Monday, February 11, 2008

"..the basic threshold for participating in the climate change debate.."

The basic threshold for participating in the climate change debate for Isaac Smith is of course agreeing with his point of view. Anyone that dares to disagree with him is automatically not credible. This is the general mentality of the alarmist camp, with folks like Al Gore and 60 Minutes correspondent Scott Pelley going so far as to compare skeptics to holocaust deniers.

Chirs Horner made a similar observation in regards to Captain Climate and the alarmist disposition:

I attended the CPAC dinner on Friday night at which George Will gave the keynote address. Among several trenchant remarks was the observation that cap-and-trade enthusiast, leading Senate adherent of catastrophic warming theory, and presidential aspirant Sen. John McCain finds corruption wherever he finds opposition to John McCain (before then insisting that rules are rules, McCain won fair and square, so all now should fall into line behind him as “happy warriors”).

I immediately scribbled a note to myself of the similarity between the mindset which Will — among others — attributes to McCain and that of global-warming alarmists, who find venality in all quarters opposing them. E.g, here’s reporting from Al Gore’s acceptance speech for a “Baptist of the Year” award: “[Al] Gore said some Baptist spokesmen deny the reality of global warming because they are locked in a coalition with rich and powerful people who take advantage of the poor for economic profit.”

Similarly, when a list of scientists publishing work that runs contrary to the alarmist thesis, Gore’s spokesman immediately came out and offered the specifics free and otherwise risible dismissal that either “25 or 30” of them had certainly received money from ExxonMobil (leaving about 450 still to smear by implication).

This sentiment is of a piece with the ritualistic incantation that no credible individual can possibly disagree — not “with global warming” — but with the notion of an impending environmental man-made catastrophe, because, it turns out, mere disagreement immediately calls one’s credibility into question (see also here). There is certainly a consistency of thought there.

When you get past their apocalyptic rhetoric and get into the ramifications of their policy prescriptions, the alarmist imperative to besmirch skeptics becomes readily apparent.

1 comment:

Daniel said...


I came over here after reading your piece in the Examiner this morning.

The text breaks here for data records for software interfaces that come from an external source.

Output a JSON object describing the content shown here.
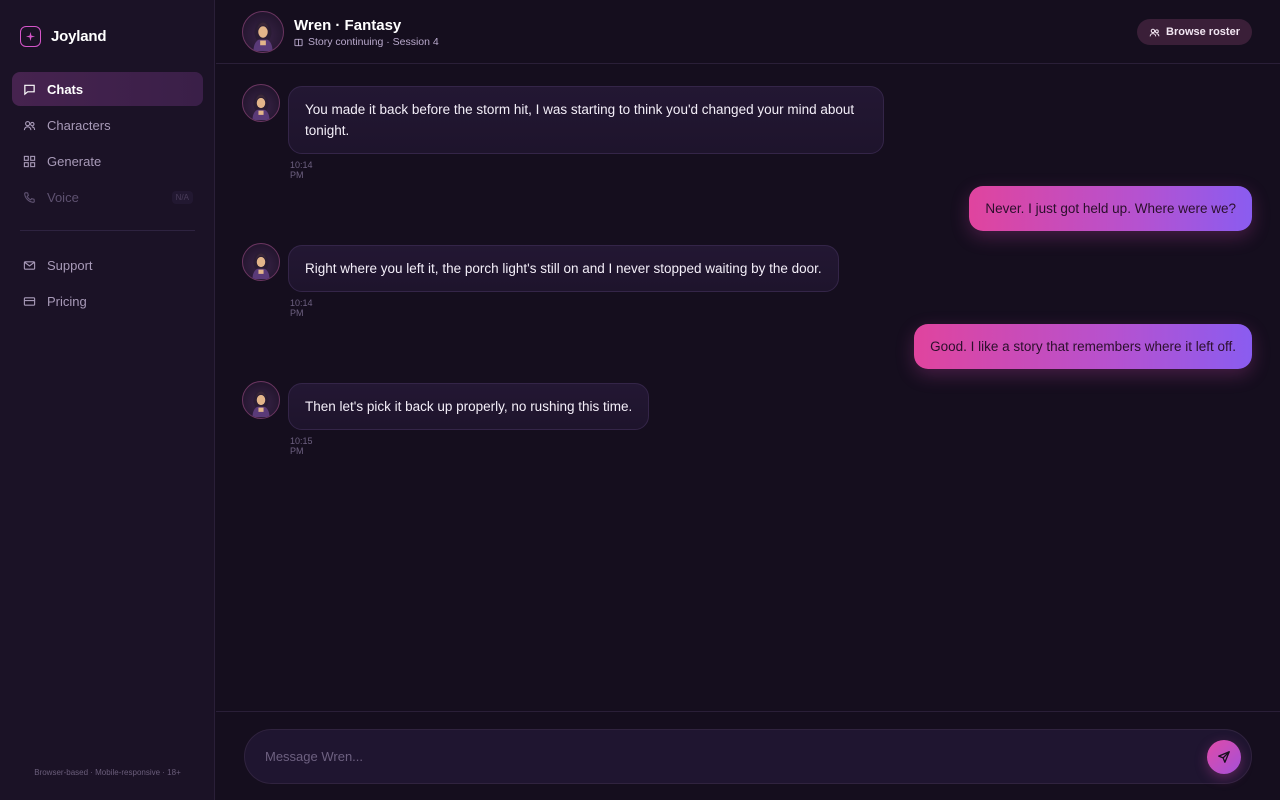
{
  "app": {
    "name": "Joyland"
  },
  "sidebar": {
    "items": [
      {
        "label": "Chats",
        "icon": "chat-icon",
        "active": true
      },
      {
        "label": "Characters",
        "icon": "users-icon"
      },
      {
        "label": "Generate",
        "icon": "grid-icon"
      },
      {
        "label": "Voice",
        "icon": "phone-icon",
        "disabled": true,
        "badge": "N/A"
      },
      {
        "label": "Support",
        "icon": "mail-icon"
      },
      {
        "label": "Pricing",
        "icon": "card-icon"
      }
    ],
    "footer": "Browser-based · Mobile-responsive · 18+"
  },
  "header": {
    "title": "Wren · Fantasy",
    "subtitle": "Story continuing · Session 4",
    "roster_button": "Browse roster"
  },
  "messages": [
    {
      "from": "ai",
      "text": "You made it back before the storm hit, I was starting to think you'd changed your mind about tonight.",
      "time": "10:14 PM"
    },
    {
      "from": "user",
      "text": "Never. I just got held up. Where were we?"
    },
    {
      "from": "ai",
      "text": "Right where you left it, the porch light's still on and I never stopped waiting by the door.",
      "time": "10:14 PM"
    },
    {
      "from": "user",
      "text": "Good. I like a story that remembers where it left off."
    },
    {
      "from": "ai",
      "text": "Then let's pick it back up properly, no rushing this time.",
      "time": "10:15 PM"
    }
  ],
  "composer": {
    "placeholder": "Message Wren..."
  },
  "colors": {
    "background": "#150e1e",
    "sidebar": "#1b1226",
    "accent_pink": "#e0449e",
    "accent_purple": "#8a5cf0",
    "ai_bubble": "#221732"
  }
}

I'd like to pose the following question for you and your readers. If you were convinced that the damage to our environment that would be caused by a carbon dioxide concentration of 550 ppm (which we're on track to hit by mid-century at the current rate of increase) were really unacceptable, what policy course would you recommend?

I think you'd be well served to come up with a clear answer, because the fact is that among people who spend serious time and effort thinking about this (i.e. enough time and effort to get a PhD in the subject), the great majority would agree with the premise (that 550 ppm CO2 would have unacceptable consequences, at least in comparison to the generally agreed upon worst case scenario of the cost of keeping concentrations below that level (maybe $200/ton C emissions averted, the cost of sucking CO2 out of the air, compressing it to a liquid and pumping it underground, with current technology). I'd be happy to list bad effects of increasing CO2 concentrations, but the point is that they don't need to be catastrophic to justify spending some money to avoid them.

Dan Kirk-Davidoff
Assistant Professor
Dep't of Atmospheric and Oceanic Science
U. Maryland.